According to Escobar, although the origins of the coup attempt – or is it “coup attempt” – remain murky, what is emerging from the chaos is that Erdogan is engineering a geo-political shift in Turkey’s politics that could have far-reaching consequences. The problem here is NOT that the U.S. engages in conspiracies. A good part of U.S. foreign policy – the dark side, that is – is filled with them. The problem is teasing out the genuine conspiracies from the bogus ones.

At this point there are two contradictory explanations (probably more actually) to what happened. One line of reasoning is that this whole episode is little more than what is called “a false flag” operation initiated by Erdogan himself to purge his internal enemies so that he can pursue his shift in regional policy without internal opposition.
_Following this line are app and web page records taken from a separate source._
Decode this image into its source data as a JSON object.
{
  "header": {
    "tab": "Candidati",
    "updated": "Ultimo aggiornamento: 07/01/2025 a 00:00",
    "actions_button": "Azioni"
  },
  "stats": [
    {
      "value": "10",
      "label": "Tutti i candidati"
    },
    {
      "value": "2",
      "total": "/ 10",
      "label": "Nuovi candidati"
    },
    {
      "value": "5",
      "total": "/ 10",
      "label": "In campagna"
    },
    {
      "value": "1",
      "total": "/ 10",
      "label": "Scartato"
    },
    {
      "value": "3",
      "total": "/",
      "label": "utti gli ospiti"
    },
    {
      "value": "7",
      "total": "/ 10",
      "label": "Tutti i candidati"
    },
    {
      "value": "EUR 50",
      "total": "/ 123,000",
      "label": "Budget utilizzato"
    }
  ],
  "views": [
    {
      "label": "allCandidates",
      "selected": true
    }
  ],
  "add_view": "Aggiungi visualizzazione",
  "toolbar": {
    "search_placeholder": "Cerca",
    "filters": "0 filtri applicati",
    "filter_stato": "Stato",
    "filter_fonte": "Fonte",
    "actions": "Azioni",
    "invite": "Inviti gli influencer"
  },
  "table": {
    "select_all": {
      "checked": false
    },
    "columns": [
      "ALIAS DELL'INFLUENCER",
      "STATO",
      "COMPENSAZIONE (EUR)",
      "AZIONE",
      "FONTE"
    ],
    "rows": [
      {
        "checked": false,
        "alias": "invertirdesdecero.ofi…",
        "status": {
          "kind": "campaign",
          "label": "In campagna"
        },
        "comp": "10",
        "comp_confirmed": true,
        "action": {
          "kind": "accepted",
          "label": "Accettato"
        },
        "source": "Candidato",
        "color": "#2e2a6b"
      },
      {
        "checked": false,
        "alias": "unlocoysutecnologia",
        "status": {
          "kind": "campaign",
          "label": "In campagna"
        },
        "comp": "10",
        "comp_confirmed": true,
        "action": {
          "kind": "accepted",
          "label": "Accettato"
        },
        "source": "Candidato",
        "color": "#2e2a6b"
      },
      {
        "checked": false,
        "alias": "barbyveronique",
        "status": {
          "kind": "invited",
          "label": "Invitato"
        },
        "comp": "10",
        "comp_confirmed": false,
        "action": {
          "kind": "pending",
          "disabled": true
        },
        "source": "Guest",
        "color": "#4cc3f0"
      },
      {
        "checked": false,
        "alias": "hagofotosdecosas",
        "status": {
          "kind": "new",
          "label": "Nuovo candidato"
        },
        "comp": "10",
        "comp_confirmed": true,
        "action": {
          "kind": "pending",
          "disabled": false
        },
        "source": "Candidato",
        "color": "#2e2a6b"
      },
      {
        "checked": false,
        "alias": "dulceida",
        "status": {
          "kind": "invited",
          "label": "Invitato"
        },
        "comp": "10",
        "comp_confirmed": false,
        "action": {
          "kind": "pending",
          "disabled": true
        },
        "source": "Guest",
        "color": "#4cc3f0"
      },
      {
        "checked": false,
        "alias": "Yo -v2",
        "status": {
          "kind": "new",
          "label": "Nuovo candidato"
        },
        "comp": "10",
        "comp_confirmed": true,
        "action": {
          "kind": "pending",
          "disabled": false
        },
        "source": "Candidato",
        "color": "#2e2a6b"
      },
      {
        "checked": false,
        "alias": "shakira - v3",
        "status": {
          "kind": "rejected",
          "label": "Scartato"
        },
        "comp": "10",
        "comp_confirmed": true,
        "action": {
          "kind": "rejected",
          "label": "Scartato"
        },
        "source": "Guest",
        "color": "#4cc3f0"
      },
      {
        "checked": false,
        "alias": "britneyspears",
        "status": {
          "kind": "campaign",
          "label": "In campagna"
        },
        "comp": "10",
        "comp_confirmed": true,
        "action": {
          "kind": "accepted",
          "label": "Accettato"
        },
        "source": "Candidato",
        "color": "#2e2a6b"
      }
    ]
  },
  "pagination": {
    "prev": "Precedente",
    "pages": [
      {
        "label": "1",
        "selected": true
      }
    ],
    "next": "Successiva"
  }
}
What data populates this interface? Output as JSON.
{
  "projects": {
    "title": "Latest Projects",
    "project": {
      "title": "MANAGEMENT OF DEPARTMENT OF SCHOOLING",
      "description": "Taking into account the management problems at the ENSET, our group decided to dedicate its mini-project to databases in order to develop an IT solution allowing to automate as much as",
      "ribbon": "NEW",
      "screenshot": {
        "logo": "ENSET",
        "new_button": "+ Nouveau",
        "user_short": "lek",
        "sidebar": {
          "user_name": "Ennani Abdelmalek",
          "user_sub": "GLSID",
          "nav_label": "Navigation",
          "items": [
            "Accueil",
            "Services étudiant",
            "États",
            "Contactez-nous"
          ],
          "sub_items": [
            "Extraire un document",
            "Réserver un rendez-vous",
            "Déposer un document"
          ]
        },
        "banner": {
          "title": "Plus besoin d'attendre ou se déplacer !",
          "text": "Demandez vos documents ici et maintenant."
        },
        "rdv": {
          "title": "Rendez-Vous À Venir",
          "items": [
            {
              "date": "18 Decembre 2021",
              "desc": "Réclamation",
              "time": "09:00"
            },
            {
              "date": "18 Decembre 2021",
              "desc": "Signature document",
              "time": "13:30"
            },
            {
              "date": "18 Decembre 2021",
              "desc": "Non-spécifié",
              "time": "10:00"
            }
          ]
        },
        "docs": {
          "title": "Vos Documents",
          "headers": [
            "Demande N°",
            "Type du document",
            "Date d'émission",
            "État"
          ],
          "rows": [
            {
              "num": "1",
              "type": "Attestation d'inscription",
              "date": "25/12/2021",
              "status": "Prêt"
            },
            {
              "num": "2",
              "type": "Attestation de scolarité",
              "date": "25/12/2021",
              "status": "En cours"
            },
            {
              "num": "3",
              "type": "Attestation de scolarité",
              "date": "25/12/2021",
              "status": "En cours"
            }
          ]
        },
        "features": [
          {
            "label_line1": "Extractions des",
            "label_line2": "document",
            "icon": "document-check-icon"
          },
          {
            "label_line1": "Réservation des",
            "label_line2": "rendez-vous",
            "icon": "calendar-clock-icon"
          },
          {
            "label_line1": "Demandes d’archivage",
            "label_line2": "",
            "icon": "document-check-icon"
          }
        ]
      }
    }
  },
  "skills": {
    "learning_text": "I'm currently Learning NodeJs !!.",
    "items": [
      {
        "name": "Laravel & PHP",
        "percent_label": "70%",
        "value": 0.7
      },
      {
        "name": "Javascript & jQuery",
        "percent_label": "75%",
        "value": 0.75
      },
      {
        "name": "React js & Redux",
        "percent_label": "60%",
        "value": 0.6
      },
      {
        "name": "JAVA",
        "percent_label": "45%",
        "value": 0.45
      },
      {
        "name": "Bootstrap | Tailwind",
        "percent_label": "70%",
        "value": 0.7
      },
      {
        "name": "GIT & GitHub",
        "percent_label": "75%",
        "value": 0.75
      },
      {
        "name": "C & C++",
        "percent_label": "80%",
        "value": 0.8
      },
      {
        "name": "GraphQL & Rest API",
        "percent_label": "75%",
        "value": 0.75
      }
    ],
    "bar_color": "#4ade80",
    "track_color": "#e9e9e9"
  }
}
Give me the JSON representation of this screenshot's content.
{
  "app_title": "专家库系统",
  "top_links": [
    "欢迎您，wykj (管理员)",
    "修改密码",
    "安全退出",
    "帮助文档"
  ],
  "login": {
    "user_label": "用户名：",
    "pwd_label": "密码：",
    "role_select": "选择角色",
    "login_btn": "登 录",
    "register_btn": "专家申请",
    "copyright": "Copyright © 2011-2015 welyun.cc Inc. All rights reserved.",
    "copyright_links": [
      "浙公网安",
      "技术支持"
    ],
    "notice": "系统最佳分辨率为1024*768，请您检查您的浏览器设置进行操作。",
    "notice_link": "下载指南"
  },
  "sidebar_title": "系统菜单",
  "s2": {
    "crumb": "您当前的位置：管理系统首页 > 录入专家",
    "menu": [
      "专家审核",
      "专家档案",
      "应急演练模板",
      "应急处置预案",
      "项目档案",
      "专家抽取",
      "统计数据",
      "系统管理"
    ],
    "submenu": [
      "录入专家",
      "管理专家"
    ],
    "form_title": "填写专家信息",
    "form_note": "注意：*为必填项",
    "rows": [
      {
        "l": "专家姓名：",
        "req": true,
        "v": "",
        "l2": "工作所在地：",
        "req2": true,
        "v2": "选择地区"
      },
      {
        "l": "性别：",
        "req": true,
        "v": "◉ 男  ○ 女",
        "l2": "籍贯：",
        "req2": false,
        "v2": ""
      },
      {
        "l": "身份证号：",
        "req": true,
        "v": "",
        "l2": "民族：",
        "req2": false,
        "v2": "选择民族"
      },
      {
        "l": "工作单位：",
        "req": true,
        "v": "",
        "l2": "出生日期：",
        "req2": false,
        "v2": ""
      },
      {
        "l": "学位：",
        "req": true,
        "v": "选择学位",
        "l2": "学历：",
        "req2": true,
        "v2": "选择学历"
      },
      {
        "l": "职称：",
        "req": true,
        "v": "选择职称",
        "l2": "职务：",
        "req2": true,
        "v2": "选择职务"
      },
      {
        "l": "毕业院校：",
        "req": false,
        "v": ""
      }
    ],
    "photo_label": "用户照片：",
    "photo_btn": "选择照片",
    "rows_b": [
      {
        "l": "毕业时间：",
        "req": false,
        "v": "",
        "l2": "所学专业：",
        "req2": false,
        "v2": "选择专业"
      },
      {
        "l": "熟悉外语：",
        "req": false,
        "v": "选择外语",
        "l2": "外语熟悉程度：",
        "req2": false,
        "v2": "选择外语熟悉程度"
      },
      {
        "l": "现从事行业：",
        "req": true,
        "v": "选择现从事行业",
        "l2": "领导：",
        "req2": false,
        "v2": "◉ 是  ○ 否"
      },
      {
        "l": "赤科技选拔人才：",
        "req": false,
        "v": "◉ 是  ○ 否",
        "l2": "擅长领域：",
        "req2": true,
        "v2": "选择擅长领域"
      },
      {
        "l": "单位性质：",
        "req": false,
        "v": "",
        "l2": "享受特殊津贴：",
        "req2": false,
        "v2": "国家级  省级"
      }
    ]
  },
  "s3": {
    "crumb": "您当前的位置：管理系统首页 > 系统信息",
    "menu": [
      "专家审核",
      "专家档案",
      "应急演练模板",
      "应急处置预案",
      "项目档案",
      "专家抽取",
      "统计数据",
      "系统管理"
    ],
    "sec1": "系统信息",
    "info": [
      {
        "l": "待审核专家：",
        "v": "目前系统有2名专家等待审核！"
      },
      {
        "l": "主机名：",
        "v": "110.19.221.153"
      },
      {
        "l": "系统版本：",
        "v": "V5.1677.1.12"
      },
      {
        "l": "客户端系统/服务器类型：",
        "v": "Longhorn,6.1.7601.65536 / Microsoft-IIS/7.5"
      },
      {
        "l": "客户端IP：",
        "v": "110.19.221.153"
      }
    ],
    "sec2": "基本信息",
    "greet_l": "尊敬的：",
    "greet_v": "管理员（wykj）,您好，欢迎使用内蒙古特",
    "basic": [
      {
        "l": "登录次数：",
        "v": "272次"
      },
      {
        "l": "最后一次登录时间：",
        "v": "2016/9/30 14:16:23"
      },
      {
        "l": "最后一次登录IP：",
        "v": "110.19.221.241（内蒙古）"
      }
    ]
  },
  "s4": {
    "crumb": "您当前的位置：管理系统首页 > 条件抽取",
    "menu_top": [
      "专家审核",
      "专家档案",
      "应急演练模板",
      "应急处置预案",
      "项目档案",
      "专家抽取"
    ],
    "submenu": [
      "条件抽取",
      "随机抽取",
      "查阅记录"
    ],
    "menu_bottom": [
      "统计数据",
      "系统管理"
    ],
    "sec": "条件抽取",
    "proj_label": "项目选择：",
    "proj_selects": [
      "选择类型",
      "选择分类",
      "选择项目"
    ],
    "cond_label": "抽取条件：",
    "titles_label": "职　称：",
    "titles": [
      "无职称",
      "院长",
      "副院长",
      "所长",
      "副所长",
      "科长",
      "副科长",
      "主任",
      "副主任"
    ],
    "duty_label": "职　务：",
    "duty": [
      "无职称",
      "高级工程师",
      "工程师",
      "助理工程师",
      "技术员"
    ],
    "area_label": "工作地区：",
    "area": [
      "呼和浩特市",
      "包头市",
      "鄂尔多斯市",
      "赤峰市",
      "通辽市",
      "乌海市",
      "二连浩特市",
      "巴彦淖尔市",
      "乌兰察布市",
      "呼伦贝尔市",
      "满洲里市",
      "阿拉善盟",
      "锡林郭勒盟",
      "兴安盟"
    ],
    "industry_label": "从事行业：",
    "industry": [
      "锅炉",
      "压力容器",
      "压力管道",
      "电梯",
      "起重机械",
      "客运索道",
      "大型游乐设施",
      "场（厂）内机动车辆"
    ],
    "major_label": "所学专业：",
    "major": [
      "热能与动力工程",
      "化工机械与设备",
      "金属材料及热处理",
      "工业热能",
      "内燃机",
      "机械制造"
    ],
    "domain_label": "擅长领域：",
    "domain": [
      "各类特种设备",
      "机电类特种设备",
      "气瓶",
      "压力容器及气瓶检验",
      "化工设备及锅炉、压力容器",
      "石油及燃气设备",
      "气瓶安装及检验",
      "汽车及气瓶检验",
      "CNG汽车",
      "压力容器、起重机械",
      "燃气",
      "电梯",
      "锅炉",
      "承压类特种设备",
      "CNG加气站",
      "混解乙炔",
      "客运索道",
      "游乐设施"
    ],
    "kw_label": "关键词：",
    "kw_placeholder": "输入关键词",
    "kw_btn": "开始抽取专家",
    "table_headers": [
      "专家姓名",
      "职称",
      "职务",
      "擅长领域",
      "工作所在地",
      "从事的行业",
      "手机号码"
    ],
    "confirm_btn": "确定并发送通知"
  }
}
The other explanation is that the coup is the work of the C.I.A. (and thus the Obama Administration) working through well-financed Turkish Muslim in political exile in the United States Fethullah Gulem, who engineered the coup because Erdogan is drifting away from playing the role the United States wants him to play (i.e., shifting position on Syria, disagreements over the Kurds, the Eurasian drift.)

It is still too early to tell which of these scenarios, in whole or in part, are valid, i.e., what did happen in Turkey these past days and why. But what is less debatable is the geopolitical shift that Erdogan is attempting to engineer, although the extent of the shift and what it means to Turkey’s relations with the United States and NATO are still up in the air.

The essence of Escobar article are the following points:

  1. That the preliminary evidence suggests that the coup was something of a staged operation in which Erdogan had a hand – Escobar gives many examples of his suspicions. He is careful though NOT to openly call it an Erdogan-engineered conspiracy, although the evidence presented in the article certainly suggests as much. Melkulangara’s first post-coup analyses seem to point in the same direction.
  2. Escobar downplays the role of Fetullah Gulen, the Obama Administration and the C.I.A. in orchestrating the coup, although he does not rule it out. If the Obama Administration was involved, he thinks, it is because of the split in the ruling class between the Obama Administration itself and “the Beltway/Neo-Con/CIA axis” – in which the differing elements of the U.S. global power structure are actually working against one another.

An interesting and from where I am sitting, not incredible, hypothesis.

All this suggests that the origins of the coup continue to remain murky although, regardless, its consequences are becoming clearer – a geopolitical shift in Turkey’s regional political role that is bound to cause tensions with Washington and NATO – and has already forced Turkey to mend fences with Russia, Israel and Iran. The question remains to be seen – a minor shift or something actually pulling Turkey into new geopolitical waters.

This piece was reprinted from Foreign Policy In Focus by RINF Alternative News with permission.